====== Material for this exercise ======

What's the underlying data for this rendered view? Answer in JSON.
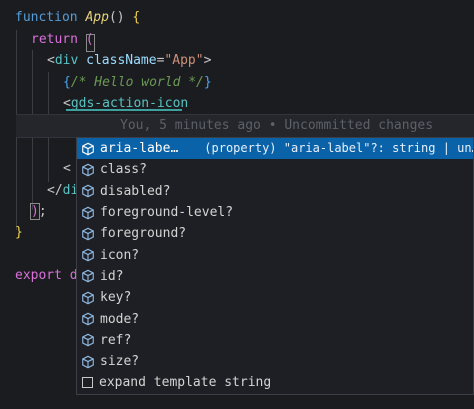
{
  "code": {
    "line1": {
      "kw": "function",
      "name": "App",
      "rest": "()",
      "brace": "{"
    },
    "line2": {
      "kw": "return",
      "paren": "("
    },
    "line3": {
      "open": "<",
      "tag": "div",
      "attr": "className",
      "eq": "=",
      "val": "\"App\"",
      "close": ">"
    },
    "line4": {
      "brace_open": "{",
      "comment": "/* Hello world */",
      "brace_close": "}"
    },
    "line5": {
      "open": "<",
      "tag": "gds-action-icon"
    },
    "line7": {
      "frag": "<"
    },
    "line8": {
      "frag": "</"
    },
    "line9": {
      "paren": ")",
      "semi": ";"
    },
    "line10": {
      "brace": "}"
    },
    "line12": {
      "kw": "export",
      "frag": "d"
    }
  },
  "ghost_text": "You, 5 minutes ago • Uncommitted changes",
  "suggestions": [
    {
      "label": "aria-labe…",
      "detail": "(property) \"aria-label\"?: string | un…",
      "selected": true
    },
    {
      "label": "class?"
    },
    {
      "label": "disabled?"
    },
    {
      "label": "foreground-level?"
    },
    {
      "label": "foreground?"
    },
    {
      "label": "icon?"
    },
    {
      "label": "id?"
    },
    {
      "label": "key?"
    },
    {
      "label": "mode?"
    },
    {
      "label": "ref?"
    },
    {
      "label": "size?"
    }
  ],
  "template_item": {
    "label": "expand template string"
  },
  "colors": {
    "background": "#1b1c20",
    "selection": "#0a63a8",
    "keyword": "#d971d9",
    "tag": "#58c4c4"
  },
  "icons": {
    "suggestion": "cube-icon",
    "template": "square-icon"
  }
}
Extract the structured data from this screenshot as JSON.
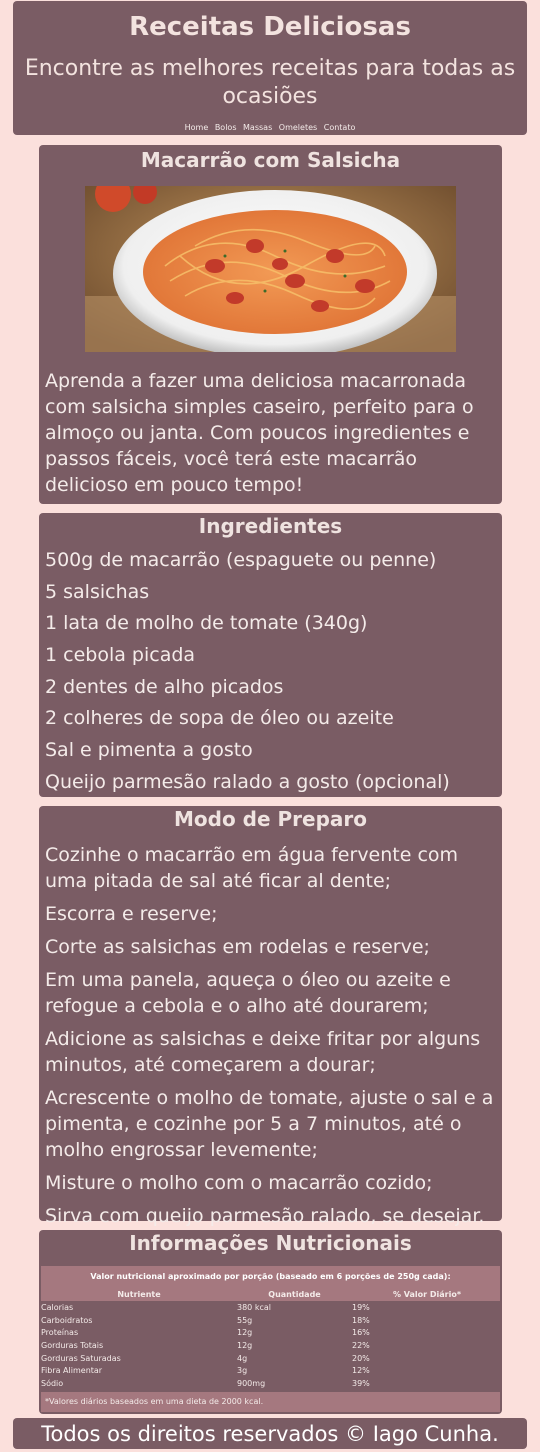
{
  "header": {
    "title": "Receitas Deliciosas",
    "subtitle": "Encontre as melhores receitas para todas as ocasiões",
    "nav": [
      "Home",
      "Bolos",
      "Massas",
      "Omeletes",
      "Contato"
    ]
  },
  "recipe": {
    "title": "Macarrão com Salsicha",
    "description": "Aprenda a fazer uma deliciosa macarronada com salsicha simples caseiro, perfeito para o almoço ou janta. Com poucos ingredientes e passos fáceis, você terá este macarrão delicioso em pouco tempo!"
  },
  "ingredients": {
    "title": "Ingredientes",
    "items": [
      "500g de macarrão (espaguete ou penne)",
      "5 salsichas",
      "1 lata de molho de tomate (340g)",
      "1 cebola picada",
      "2 dentes de alho picados",
      "2 colheres de sopa de óleo ou azeite",
      "Sal e pimenta a gosto",
      "Queijo parmesão ralado a gosto (opcional)"
    ]
  },
  "method": {
    "title": "Modo de Preparo",
    "steps": [
      "Cozinhe o macarrão em água fervente com uma pitada de sal até ficar al dente;",
      "Escorra e reserve;",
      "Corte as salsichas em rodelas e reserve;",
      "Em uma panela, aqueça o óleo ou azeite e refogue a cebola e o alho até dourarem;",
      "Adicione as salsichas e deixe fritar por alguns minutos, até começarem a dourar;",
      "Acrescente o molho de tomate, ajuste o sal e a pimenta, e cozinhe por 5 a 7 minutos, até o molho engrossar levemente;",
      "Misture o molho com o macarrão cozido;",
      "Sirva com queijo parmesão ralado, se desejar."
    ]
  },
  "nutrition": {
    "title": "Informações Nutricionais",
    "caption": "Valor nutricional aproximado por porção (baseado em 6 porções de 250g cada):",
    "columns": [
      "Nutriente",
      "Quantidade",
      "% Valor Diário*"
    ],
    "rows": [
      [
        "Calorias",
        "380 kcal",
        "19%"
      ],
      [
        "Carboidratos",
        "55g",
        "18%"
      ],
      [
        "Proteínas",
        "12g",
        "16%"
      ],
      [
        "Gorduras Totais",
        "12g",
        "22%"
      ],
      [
        "Gorduras Saturadas",
        "4g",
        "20%"
      ],
      [
        "Fibra Alimentar",
        "3g",
        "12%"
      ],
      [
        "Sódio",
        "900mg",
        "39%"
      ]
    ],
    "footnote": "*Valores diários baseados em uma dieta de 2000 kcal."
  },
  "footer": {
    "text": "Todos os direitos reservados © Iago Cunha."
  },
  "colors": {
    "page_bg": "#fbe0dc",
    "panel_bg": "#7a5c64",
    "table_header_bg": "#a5787f"
  }
}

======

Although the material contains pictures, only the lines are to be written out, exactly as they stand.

• Expected answer:
What's the underlying data for this rendered view? Answer in JSON.
{
  "code": {
    "line1": {
      "kw": "function",
      "name": "App",
      "rest": "()",
      "brace": "{"
    },
    "line2": {
      "kw": "return",
      "paren": "("
    },
    "line3": {
      "open": "<",
      "tag": "div",
      "attr": "className",
      "eq": "=",
      "val": "\"App\"",
      "close": ">"
    },
    "line4": {
      "brace_open": "{",
      "comment": "/* Hello world */",
      "brace_close": "}"
    },
    "line5": {
      "open": "<",
      "tag": "gds-action-icon"
    },
    "line7": {
      "frag": "<"
    },
    "line8": {
      "frag": "</"
    },
    "line9": {
      "paren": ")",
      "semi": ";"
    },
    "line10": {
      "brace": "}"
    },
    "line12": {
      "kw": "export",
      "frag": "d"
    }
  },
  "ghost_text": "You, 5 minutes ago • Uncommitted changes",
  "suggestions": [
    {
      "label": "aria-labe…",
      "detail": "(property) \"aria-label\"?: string | un…",
      "selected": true
    },
    {
      "label": "class?"
    },
    {
      "label": "disabled?"
    },
    {
      "label": "foreground-level?"
    },
    {
      "label": "foreground?"
    },
    {
      "label": "icon?"
    },
    {
      "label": "id?"
    },
    {
      "label": "key?"
    },
    {
      "label": "mode?"
    },
    {
      "label": "ref?"
    },
    {
      "label": "size?"
    }
  ],
  "template_item": {
    "label": "expand template string"
  },
  "colors": {
    "background": "#1b1c20",
    "selection": "#0a63a8",
    "keyword": "#d971d9",
    "tag": "#58c4c4"
  },
  "icons": {
    "suggestion": "cube-icon",
    "template": "square-icon"
  }
}
Extract the structured data from this screenshot as JSON.
{
  "header": {
    "title": "Receitas Deliciosas",
    "subtitle": "Encontre as melhores receitas para todas as ocasiões",
    "nav": [
      "Home",
      "Bolos",
      "Massas",
      "Omeletes",
      "Contato"
    ]
  },
  "recipe": {
    "title": "Macarrão com Salsicha",
    "description": "Aprenda a fazer uma deliciosa macarronada com salsicha simples caseiro, perfeito para o almoço ou janta. Com poucos ingredientes e passos fáceis, você terá este macarrão delicioso em pouco tempo!"
  },
  "ingredients": {
    "title": "Ingredientes",
    "items": [
      "500g de macarrão (espaguete ou penne)",
      "5 salsichas",
      "1 lata de molho de tomate (340g)",
      "1 cebola picada",
      "2 dentes de alho picados",
      "2 colheres de sopa de óleo ou azeite",
      "Sal e pimenta a gosto",
      "Queijo parmesão ralado a gosto (opcional)"
    ]
  },
  "method": {
    "title": "Modo de Preparo",
    "steps": [
      "Cozinhe o macarrão em água fervente com uma pitada de sal até ficar al dente;",
      "Escorra e reserve;",
      "Corte as salsichas em rodelas e reserve;",
      "Em uma panela, aqueça o óleo ou azeite e refogue a cebola e o alho até dourarem;",
      "Adicione as salsichas e deixe fritar por alguns minutos, até começarem a dourar;",
      "Acrescente o molho de tomate, ajuste o sal e a pimenta, e cozinhe por 5 a 7 minutos, até o molho engrossar levemente;",
      "Misture o molho com o macarrão cozido;",
      "Sirva com queijo parmesão ralado, se desejar."
    ]
  },
  "nutrition": {
    "title": "Informações Nutricionais",
    "caption": "Valor nutricional aproximado por porção (baseado em 6 porções de 250g cada):",
    "columns": [
      "Nutriente",
      "Quantidade",
      "% Valor Diário*"
    ],
    "rows": [
      [
        "Calorias",
        "380 kcal",
        "19%"
      ],
      [
        "Carboidratos",
        "55g",
        "18%"
      ],
      [
        "Proteínas",
        "12g",
        "16%"
      ],
      [
        "Gorduras Totais",
        "12g",
        "22%"
      ],
      [
        "Gorduras Saturadas",
        "4g",
        "20%"
      ],
      [
        "Fibra Alimentar",
        "3g",
        "12%"
      ],
      [
        "Sódio",
        "900mg",
        "39%"
      ]
    ],
    "footnote": "*Valores diários baseados em uma dieta de 2000 kcal."
  },
  "footer": {
    "text": "Todos os direitos reservados © Iago Cunha."
  },
  "colors": {
    "page_bg": "#fbe0dc",
    "panel_bg": "#7a5c64",
    "table_header_bg": "#a5787f"
  }
}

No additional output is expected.